§ **Data for review**

────────

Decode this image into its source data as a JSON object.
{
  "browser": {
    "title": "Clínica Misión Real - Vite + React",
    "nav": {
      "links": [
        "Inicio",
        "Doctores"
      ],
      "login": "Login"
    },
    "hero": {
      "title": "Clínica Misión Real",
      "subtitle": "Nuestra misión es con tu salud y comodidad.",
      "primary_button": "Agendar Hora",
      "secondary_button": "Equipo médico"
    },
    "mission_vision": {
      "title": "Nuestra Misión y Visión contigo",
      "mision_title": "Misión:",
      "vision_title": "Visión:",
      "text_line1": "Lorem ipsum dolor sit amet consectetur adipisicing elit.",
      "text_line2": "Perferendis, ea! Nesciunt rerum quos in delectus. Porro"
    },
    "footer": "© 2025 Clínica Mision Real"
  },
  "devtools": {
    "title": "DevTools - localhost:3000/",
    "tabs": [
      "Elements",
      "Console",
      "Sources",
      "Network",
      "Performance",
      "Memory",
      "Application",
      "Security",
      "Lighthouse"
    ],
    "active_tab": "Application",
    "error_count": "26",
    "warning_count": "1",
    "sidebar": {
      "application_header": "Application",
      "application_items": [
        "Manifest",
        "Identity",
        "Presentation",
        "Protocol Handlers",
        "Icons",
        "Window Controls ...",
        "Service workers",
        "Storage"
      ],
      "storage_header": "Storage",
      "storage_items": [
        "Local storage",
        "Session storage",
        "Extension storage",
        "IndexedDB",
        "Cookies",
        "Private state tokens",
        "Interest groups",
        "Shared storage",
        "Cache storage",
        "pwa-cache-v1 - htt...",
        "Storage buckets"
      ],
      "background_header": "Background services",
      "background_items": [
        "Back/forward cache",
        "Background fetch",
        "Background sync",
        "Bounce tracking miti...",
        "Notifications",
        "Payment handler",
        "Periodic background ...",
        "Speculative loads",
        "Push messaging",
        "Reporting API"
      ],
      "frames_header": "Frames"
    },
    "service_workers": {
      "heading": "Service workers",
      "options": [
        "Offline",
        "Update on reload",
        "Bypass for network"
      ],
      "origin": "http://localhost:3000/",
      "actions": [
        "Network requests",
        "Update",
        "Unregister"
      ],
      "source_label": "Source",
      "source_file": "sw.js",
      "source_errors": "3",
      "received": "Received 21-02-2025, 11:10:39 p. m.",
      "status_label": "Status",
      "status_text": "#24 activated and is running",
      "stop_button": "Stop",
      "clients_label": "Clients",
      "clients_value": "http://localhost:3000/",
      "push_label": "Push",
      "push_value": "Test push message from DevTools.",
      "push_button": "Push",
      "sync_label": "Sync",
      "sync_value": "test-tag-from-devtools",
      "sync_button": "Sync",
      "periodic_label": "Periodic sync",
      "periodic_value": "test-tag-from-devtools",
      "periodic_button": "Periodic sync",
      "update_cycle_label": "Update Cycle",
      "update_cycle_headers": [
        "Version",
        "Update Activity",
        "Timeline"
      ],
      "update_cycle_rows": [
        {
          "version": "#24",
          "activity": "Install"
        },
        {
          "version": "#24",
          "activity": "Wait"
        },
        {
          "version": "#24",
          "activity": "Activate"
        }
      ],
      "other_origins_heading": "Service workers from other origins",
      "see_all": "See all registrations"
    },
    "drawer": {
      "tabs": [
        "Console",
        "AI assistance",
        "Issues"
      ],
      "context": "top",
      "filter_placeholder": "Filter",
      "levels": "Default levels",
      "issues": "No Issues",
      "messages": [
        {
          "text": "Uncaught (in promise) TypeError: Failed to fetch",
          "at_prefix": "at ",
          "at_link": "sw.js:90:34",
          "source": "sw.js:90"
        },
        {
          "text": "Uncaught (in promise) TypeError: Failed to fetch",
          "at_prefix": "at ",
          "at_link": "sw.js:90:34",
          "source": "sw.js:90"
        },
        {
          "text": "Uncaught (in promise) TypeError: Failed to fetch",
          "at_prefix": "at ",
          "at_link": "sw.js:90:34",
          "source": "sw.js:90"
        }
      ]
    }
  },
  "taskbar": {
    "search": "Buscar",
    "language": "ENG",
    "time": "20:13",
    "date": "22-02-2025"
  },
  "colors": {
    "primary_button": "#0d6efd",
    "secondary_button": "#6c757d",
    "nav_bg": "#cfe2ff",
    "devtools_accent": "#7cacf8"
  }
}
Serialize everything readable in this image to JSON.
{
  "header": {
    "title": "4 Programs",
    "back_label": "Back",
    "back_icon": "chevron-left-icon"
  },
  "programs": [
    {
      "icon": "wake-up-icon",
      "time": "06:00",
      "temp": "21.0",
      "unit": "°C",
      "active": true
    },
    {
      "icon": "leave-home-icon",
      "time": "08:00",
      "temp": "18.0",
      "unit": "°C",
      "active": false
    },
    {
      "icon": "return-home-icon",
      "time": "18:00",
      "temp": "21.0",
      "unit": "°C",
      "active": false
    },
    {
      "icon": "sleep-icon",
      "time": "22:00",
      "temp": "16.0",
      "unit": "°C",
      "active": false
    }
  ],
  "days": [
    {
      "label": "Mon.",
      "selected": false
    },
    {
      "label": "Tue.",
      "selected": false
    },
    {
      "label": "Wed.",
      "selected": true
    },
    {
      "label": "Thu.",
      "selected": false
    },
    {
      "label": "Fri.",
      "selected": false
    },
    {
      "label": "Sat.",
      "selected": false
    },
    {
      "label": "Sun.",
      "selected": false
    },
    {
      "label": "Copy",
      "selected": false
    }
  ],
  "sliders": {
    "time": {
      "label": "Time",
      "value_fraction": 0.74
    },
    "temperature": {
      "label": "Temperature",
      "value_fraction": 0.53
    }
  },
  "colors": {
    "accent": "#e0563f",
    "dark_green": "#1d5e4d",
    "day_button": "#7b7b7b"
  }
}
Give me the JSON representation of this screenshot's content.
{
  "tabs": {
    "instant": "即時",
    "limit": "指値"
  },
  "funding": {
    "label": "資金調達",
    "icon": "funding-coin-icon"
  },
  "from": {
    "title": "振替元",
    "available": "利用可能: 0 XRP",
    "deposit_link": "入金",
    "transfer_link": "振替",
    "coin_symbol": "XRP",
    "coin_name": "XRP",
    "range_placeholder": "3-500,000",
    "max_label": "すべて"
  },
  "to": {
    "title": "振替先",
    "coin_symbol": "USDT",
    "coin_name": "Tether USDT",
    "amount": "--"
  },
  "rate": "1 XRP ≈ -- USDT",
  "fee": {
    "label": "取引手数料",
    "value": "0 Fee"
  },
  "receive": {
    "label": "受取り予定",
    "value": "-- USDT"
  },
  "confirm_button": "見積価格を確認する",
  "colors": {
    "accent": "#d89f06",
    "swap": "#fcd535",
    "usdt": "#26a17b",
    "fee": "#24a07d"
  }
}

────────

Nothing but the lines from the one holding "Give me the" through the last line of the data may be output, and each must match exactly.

§ **Solution for this problem**
Give me the JSON representation of this screenshot's content.
{
  "tabs": {
    "instant": "即時",
    "limit": "指値"
  },
  "funding": {
    "label": "資金調達",
    "icon": "funding-coin-icon"
  },
  "from": {
    "title": "振替元",
    "available": "利用可能: 0 XRP",
    "deposit_link": "入金",
    "transfer_link": "振替",
    "coin_symbol": "XRP",
    "coin_name": "XRP",
    "range_placeholder": "3-500,000",
    "max_label": "すべて"
  },
  "to": {
    "title": "振替先",
    "coin_symbol": "USDT",
    "coin_name": "Tether USDT",
    "amount": "--"
  },
  "rate": "1 XRP ≈ -- USDT",
  "fee": {
    "label": "取引手数料",
    "value": "0 Fee"
  },
  "receive": {
    "label": "受取り予定",
    "value": "-- USDT"
  },
  "confirm_button": "見積価格を確認する",
  "colors": {
    "accent": "#d89f06",
    "swap": "#fcd535",
    "usdt": "#26a17b",
    "fee": "#24a07d"
  }
}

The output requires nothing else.